Collected data entries:

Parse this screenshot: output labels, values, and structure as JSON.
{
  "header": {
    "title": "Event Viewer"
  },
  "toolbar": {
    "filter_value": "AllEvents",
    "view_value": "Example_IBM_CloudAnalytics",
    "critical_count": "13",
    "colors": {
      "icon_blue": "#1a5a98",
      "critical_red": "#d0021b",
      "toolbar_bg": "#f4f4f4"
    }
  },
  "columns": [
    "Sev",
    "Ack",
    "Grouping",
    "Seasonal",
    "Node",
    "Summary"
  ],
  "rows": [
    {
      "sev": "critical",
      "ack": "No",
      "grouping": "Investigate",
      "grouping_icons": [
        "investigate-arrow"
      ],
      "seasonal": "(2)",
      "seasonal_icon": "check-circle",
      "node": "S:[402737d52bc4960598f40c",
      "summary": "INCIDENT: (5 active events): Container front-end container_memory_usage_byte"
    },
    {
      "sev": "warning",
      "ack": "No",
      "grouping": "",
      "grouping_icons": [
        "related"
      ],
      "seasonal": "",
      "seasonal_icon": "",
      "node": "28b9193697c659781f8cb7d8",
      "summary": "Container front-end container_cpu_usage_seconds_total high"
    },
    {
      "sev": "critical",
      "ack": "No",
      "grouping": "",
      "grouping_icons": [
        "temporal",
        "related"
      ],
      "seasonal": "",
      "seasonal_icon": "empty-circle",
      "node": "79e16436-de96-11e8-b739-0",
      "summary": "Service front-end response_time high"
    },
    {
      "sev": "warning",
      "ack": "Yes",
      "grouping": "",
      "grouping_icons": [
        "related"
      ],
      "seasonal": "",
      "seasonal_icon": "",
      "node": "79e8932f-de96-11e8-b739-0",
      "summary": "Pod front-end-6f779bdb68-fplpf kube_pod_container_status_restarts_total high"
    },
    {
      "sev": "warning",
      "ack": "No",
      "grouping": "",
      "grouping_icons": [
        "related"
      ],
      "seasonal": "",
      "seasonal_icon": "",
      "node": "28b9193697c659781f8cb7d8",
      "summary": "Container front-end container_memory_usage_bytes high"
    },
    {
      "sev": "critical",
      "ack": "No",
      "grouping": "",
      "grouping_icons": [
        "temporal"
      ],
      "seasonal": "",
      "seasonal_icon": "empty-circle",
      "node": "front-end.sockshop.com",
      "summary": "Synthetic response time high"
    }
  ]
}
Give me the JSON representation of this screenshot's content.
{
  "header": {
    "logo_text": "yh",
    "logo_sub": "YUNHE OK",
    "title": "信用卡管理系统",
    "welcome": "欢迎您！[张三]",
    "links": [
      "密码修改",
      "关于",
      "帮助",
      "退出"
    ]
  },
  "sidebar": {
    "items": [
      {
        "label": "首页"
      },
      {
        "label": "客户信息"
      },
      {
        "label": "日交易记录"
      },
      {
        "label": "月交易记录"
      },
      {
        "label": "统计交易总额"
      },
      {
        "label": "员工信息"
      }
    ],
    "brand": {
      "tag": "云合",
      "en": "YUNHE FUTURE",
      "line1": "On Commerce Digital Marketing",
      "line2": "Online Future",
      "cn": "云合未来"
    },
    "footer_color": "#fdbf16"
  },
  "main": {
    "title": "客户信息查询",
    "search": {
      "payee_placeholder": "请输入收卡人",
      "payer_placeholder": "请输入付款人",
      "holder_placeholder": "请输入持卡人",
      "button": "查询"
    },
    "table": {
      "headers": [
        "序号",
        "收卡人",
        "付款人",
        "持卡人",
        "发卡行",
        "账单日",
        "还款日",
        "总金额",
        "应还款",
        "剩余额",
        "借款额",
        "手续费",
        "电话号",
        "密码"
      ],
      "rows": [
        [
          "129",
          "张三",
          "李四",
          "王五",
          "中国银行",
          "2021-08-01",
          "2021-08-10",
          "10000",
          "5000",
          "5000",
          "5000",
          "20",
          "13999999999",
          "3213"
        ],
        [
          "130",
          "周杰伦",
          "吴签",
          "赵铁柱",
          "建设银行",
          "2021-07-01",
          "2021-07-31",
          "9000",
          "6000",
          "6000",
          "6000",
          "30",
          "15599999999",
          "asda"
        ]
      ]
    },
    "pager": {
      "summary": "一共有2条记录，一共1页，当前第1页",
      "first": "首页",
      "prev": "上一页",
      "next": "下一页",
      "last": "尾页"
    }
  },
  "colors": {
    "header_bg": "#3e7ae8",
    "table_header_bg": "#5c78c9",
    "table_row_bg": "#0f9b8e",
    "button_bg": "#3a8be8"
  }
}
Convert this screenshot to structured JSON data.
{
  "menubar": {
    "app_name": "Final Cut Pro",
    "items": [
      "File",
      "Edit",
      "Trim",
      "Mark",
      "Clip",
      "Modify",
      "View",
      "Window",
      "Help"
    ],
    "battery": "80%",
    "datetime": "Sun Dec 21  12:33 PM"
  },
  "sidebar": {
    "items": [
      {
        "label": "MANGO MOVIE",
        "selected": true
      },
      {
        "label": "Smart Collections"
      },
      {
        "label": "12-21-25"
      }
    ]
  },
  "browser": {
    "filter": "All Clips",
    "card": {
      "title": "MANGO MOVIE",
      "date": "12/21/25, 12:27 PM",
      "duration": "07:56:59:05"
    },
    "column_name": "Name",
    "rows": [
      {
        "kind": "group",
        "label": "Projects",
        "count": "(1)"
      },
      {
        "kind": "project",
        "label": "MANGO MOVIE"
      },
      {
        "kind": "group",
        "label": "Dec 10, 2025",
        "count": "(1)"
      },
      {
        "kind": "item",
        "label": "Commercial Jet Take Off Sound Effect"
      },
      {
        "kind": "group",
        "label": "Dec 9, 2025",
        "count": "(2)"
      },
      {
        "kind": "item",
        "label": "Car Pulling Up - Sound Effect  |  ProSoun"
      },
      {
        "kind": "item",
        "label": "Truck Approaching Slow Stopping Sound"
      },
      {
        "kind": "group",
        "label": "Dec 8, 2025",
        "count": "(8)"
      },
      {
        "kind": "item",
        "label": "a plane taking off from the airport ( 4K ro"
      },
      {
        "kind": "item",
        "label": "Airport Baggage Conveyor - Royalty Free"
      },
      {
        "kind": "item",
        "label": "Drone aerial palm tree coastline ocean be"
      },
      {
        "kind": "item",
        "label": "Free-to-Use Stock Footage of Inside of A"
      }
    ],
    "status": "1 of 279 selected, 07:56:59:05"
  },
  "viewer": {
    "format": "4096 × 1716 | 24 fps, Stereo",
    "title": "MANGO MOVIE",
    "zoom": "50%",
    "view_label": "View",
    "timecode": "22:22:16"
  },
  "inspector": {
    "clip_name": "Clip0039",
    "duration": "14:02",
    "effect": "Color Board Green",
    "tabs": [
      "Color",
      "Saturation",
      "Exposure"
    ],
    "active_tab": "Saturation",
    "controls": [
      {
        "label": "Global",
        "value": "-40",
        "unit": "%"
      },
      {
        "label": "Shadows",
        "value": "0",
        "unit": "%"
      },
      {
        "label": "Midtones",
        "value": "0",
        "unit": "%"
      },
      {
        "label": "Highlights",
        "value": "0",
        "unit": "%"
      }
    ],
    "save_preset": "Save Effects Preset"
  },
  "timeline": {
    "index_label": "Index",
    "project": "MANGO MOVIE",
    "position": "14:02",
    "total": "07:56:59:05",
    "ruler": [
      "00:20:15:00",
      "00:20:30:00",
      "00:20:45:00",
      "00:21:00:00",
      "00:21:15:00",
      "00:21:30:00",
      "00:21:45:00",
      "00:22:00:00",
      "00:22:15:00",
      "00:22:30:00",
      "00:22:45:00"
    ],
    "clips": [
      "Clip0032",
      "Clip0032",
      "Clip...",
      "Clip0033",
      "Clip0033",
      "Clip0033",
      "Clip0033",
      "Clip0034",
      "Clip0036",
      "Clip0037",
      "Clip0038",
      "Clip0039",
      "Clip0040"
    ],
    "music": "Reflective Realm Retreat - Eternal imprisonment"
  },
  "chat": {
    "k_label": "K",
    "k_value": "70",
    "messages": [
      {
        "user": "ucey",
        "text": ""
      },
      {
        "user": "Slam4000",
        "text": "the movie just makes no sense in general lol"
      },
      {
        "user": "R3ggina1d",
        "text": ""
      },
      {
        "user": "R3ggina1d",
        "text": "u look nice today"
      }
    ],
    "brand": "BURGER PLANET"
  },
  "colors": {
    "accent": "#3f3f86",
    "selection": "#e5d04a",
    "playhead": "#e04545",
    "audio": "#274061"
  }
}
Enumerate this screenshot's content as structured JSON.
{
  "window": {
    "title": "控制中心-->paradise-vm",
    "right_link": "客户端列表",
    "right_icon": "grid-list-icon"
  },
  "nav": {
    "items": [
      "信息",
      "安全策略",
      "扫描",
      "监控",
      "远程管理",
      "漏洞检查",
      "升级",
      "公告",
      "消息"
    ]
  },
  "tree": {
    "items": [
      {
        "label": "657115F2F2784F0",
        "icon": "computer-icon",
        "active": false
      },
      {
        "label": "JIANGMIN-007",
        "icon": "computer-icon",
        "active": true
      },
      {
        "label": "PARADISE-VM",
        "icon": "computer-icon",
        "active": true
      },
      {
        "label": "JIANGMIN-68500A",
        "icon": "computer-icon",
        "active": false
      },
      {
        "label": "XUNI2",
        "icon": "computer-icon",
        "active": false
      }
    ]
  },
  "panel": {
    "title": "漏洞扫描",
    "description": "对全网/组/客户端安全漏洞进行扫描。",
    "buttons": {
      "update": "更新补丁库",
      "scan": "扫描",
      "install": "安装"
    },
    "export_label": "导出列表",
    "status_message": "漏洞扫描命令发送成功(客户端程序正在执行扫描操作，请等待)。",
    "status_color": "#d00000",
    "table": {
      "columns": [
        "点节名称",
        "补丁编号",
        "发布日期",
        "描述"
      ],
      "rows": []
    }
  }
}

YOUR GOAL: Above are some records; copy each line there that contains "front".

WRITTEN RESPONSE:
      "summary": "INCIDENT: (5 active events): Container front-end container_memory_usage_byte"
      "summary": "Container front-end container_cpu_usage_seconds_total high"
      "summary": "Service front-end response_time high"
      "summary": "Pod front-end-6f779bdb68-fplpf kube_pod_container_status_restarts_total high"
      "summary": "Container front-end container_memory_usage_bytes high"
      "node": "front-end.sockshop.com",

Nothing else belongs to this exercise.